Sleazy werewolf Mickey (Martin Kemp) is killed by dancer Justice (Adele Silva) after becoming a little too aroused during a private performance at Vixens, an exotic London strip club. Trying to cover up the incident, Justice's boss Jeanette (Sarah Douglas) has Mickey's body disposed off and attempts to carry on business as usual. However, it quickly becomes apparent that Mickey was involved with some very nasty friends who are now out to avenge him, leading to the inevitably gory showdown during the next full moon.
There has really only ever been one classic modern British-based werewolf film aside from An American Werewolf in London (1981) - an American production. After Neil Jordan's sublime masterpiece The Company of Wolves (1984) broke the mould, frankly no-one should have tried resuscitating this pretty much lifeless area of horror - particularly not the team behind the limp Strippers vs Werewolves.
Apart from the presence of the aforementioned Englund (surely he isn't so hard-up as to have to reduce himself to a two minute cameo in such drivel as this), the only other good thing in the film is its admittedly witty script ("I'm going to kill you so slowly that you're driving licence will expire before you do"). Unfortunately though, such gems are so diluted by copious unimaginative expletives that they lose much of their potential impact.
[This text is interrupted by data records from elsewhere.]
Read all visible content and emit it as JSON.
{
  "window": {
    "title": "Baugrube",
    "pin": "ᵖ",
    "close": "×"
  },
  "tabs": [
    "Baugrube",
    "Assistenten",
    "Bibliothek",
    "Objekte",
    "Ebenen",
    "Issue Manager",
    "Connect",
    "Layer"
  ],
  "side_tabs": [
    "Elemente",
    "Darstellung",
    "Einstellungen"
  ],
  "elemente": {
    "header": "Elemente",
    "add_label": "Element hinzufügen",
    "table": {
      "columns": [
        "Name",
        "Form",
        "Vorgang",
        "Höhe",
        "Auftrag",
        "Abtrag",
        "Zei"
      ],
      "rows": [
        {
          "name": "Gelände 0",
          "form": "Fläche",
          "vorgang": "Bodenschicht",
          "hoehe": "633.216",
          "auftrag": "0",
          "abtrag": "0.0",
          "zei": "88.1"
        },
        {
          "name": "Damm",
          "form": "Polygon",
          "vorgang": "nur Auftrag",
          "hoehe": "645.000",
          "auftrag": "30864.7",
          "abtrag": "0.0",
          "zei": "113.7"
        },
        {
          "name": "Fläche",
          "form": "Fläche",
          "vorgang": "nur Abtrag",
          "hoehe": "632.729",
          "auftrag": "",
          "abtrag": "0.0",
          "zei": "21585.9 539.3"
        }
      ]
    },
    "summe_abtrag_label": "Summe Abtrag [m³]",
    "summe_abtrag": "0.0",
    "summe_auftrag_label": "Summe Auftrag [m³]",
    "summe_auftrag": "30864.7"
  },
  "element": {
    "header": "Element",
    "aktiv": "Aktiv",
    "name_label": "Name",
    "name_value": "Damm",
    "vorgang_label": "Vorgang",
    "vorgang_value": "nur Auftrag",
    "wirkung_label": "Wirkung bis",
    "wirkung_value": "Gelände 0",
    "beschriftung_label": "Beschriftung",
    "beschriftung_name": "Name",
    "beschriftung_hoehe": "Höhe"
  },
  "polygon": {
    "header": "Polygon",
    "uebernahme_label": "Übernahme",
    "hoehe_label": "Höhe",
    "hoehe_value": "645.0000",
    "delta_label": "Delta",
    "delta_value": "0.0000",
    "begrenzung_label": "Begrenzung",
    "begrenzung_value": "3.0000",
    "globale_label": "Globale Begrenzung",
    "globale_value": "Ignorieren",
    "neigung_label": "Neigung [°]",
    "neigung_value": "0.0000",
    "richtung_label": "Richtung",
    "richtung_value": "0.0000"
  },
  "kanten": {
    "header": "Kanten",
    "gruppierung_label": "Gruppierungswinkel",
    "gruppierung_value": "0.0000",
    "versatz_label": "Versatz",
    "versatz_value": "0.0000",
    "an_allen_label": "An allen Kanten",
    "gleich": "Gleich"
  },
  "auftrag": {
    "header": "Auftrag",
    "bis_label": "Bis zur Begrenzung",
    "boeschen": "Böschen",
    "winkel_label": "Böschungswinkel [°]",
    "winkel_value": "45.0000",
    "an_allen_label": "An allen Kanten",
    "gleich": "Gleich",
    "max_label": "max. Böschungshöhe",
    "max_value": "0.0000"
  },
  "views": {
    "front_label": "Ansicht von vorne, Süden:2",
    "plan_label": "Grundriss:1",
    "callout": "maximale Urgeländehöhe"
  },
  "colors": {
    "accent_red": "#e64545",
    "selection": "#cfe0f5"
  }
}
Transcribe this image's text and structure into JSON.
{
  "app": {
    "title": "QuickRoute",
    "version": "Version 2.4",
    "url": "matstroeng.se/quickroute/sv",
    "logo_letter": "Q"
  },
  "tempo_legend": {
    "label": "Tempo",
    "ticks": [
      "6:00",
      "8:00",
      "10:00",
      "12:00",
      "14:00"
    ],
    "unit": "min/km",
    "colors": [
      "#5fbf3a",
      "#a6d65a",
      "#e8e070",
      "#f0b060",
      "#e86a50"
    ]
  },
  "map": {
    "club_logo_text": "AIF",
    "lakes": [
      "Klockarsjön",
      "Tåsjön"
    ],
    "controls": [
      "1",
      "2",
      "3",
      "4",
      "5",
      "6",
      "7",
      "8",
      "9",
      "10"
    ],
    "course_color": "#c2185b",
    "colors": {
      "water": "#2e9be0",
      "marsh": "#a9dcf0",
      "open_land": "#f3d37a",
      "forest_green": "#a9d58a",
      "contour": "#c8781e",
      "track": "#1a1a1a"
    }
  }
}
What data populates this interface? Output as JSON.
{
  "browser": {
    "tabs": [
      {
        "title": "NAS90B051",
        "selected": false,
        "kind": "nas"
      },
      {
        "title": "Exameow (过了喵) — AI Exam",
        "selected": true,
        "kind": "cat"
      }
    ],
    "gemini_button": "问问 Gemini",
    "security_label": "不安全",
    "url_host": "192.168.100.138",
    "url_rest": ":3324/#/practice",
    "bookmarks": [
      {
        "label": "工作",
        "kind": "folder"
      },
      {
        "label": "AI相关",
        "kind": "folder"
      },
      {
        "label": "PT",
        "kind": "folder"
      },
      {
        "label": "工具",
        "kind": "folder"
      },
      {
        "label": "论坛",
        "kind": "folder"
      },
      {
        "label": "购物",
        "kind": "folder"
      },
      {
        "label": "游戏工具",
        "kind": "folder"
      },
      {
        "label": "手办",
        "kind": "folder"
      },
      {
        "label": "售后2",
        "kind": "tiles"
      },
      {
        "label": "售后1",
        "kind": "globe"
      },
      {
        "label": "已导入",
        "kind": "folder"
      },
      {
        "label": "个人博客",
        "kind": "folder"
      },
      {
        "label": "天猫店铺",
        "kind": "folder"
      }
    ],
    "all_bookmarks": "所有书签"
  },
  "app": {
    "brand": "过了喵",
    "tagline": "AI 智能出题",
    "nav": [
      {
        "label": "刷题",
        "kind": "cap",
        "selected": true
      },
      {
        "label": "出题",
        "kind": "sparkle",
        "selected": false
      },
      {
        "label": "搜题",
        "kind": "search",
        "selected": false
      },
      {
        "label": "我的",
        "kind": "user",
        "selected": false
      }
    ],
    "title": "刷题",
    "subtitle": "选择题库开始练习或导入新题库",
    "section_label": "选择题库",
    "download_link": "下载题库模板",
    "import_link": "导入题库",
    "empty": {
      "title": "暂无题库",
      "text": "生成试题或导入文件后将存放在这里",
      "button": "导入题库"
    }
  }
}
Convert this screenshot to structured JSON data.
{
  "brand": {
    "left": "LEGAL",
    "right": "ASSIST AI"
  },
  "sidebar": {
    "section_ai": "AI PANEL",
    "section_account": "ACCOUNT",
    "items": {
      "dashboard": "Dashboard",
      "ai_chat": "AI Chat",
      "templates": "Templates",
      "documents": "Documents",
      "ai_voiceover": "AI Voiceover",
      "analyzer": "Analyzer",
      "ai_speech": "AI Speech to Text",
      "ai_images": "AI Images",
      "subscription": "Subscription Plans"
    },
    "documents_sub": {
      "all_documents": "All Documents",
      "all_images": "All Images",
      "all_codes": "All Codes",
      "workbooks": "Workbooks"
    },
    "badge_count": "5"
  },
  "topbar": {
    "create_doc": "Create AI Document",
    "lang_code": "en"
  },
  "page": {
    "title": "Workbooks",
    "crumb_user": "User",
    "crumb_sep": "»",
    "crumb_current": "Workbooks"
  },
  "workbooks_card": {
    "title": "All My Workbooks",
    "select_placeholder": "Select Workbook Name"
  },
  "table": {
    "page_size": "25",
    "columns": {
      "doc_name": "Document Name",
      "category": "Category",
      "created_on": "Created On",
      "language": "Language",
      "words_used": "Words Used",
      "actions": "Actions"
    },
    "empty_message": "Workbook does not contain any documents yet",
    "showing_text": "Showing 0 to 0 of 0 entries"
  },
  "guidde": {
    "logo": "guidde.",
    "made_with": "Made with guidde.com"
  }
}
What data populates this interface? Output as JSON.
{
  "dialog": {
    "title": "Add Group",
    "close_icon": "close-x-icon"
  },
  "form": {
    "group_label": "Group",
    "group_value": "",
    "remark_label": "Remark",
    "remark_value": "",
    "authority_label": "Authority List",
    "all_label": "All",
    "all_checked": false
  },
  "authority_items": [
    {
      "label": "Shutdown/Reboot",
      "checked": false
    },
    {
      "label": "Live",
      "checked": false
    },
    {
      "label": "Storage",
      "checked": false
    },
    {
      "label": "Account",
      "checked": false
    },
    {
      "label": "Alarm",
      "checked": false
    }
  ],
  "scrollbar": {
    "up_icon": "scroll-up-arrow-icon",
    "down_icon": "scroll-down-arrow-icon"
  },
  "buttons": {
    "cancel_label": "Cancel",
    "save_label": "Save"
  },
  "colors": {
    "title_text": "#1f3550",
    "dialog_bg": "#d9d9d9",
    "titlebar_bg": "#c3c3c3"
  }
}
During an explosive climax, Sinclair (played by Simon Phillips) gives a tongue-in-cheek nod towards 2004 turkey Van Helsing, exclaiming "Oh my god, that was the greatest thing I've ever seen. More people should have seen that". We think not - on both counts.